I was at the range a while ago fooling around on the putting green. I like to try different things out there to see what happens.
In the 2015 British Open, Irish amateur Paul Dunne*, co-leader after three rounds, had this putting grip where both hands were side-by-side.
I thought I’d try that, but I couldn’t make it work. Dunne’s putter had a thick grip, and mine didn’t. There wasn‘t enough of the putter grip in my fingers to hold the club the way he did. But I didn’t want to give up, so I tried an interlocking grip with my left forefinger between my right middle and ring fingers.
That didn’t work. I still didn’t have control of the grip. There’s one more finger to go, I thought, so I put my left index finger between my right index and middle fingers. Bingo.
That brought my hands neatly together and put the grip in my fingers the way I was looking for. I call it the Forefinger Interlock grip. (You heard it here first.)
Notice in the second photo how close together my thumbs are. The left thumb nestles into the pocket of my right palm, and the pad under my right thumb fits right on top of my left thumb. The effect is that you hold the putter entirely in your left hand. The right hand provides stability.

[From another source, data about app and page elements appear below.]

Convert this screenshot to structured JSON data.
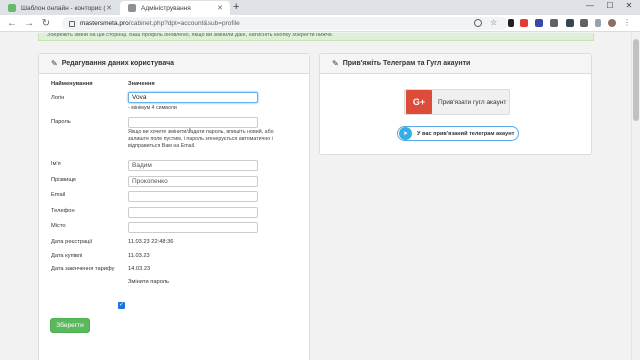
{
  "browser": {
    "tabs": [
      {
        "title": "Шаблон онлайн - конторис (н...",
        "active": false
      },
      {
        "title": "Адміністрування",
        "active": true
      }
    ],
    "new_tab": "+",
    "window_controls": {
      "minimize": "—",
      "maximize": "☐",
      "close": "✕"
    },
    "nav": {
      "back": "←",
      "forward": "→",
      "reload": "↻"
    },
    "url_host": "mastersmeta.pro",
    "url_path": "/cabinet.php?dpt=account&sub=profile"
  },
  "alert": {
    "text": "Збережіть зміни на цій сторінці. Ваш профіль оновлено, якщо ви змінили дані, натисніть кнопку зберегти нижче."
  },
  "profile_panel": {
    "title": "Редагування даних користувача",
    "col_name": "Найменування",
    "col_value": "Значення",
    "login_label": "Логін",
    "login_value": "Vova",
    "login_hint": "- мінімум 4 символи",
    "password_label": "Пароль",
    "password_value": "",
    "password_hint": "Якщо ви хочете змінити/задати пароль, впишіть новий, або залиште поле пустим, і пароль згенерується автоматично і відправиться Вам на Email.",
    "name_label": "Ім'я",
    "name_value": "Вадим",
    "surname_label": "Прізвище",
    "surname_value": "Прокопенко",
    "email_label": "Email",
    "email_value": "",
    "phone_label": "Телефон",
    "phone_value": "",
    "city_label": "Місто",
    "city_value": "",
    "reg_date_label": "Дата реєстрації",
    "reg_date_value": "11.03.23 22:48:36",
    "purchase_date_label": "Дата купівлі",
    "purchase_date_value": "11.03.23",
    "tariff_end_label": "Дата закінчення тарифу",
    "tariff_end_value": "14.03.23",
    "change_password_label": "Змінити пароль",
    "change_password_checked": true,
    "save_label": "Зберегти"
  },
  "social_panel": {
    "title": "Прив'яжіть Телеграм та Гугл акаунти",
    "google_button": "Прив'язати гугл акаунт",
    "google_icon_text": "G+",
    "telegram_button": "У вас прив'язаний телеграм акаунт"
  },
  "colors": {
    "save_green": "#5cb85c",
    "google_red": "#dd4b39",
    "telegram_blue": "#37aee2"
  }
}
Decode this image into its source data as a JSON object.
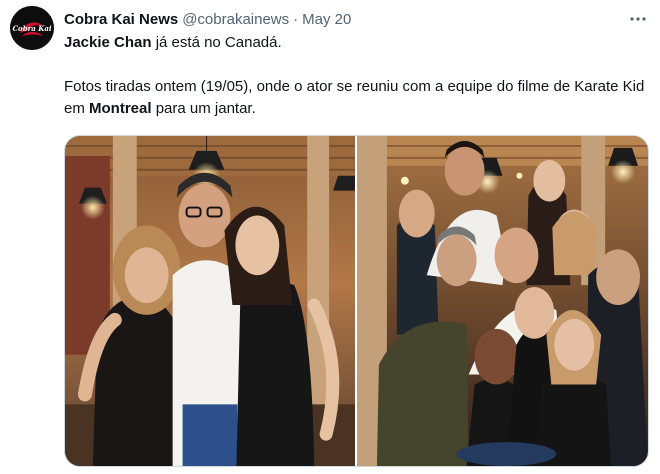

Both thumbs point directly down the shaft.
Notice also how square my hands are. I don’t try to do this, it’s just what happens when I take this grip. That’s where my hands end up.
One of the problems with a standard putting grip, where one hand is lower on the shaft than the other, is that you have two hands that you have to keep working together so one hand, usually the right, doesn’t run off and do its own thing.
That problem disappears with the Forefinger Interlock, because all you have down there is one clump of hands — one thing moving the club, not two. In this way the putter face does not twist out of square. You get a swinging stroke, not a hitting stroke. Your hands are taken out of the stroke entirely.
Results? I’m putting just as well on average days as I did on good days. Because my hands are not involved in the stroke, I’m more relaxed mentally. That gives me more confidence, which leads to better putting.
So. Is the Forefinger Interlock the grip of the future? The grip that will take five strokes off your score? The grip that will take the Tour by storm? Maybe.
But it is definitely something for you to try. Can’t hurt, and it might help. A lot.
* Dunne collapsed in the fourth round, shooting a 78 and finishing in a tie for 30th place. He turned pro later that year, and in 2017 won the British Masters by three strokes over Rory McIlroy.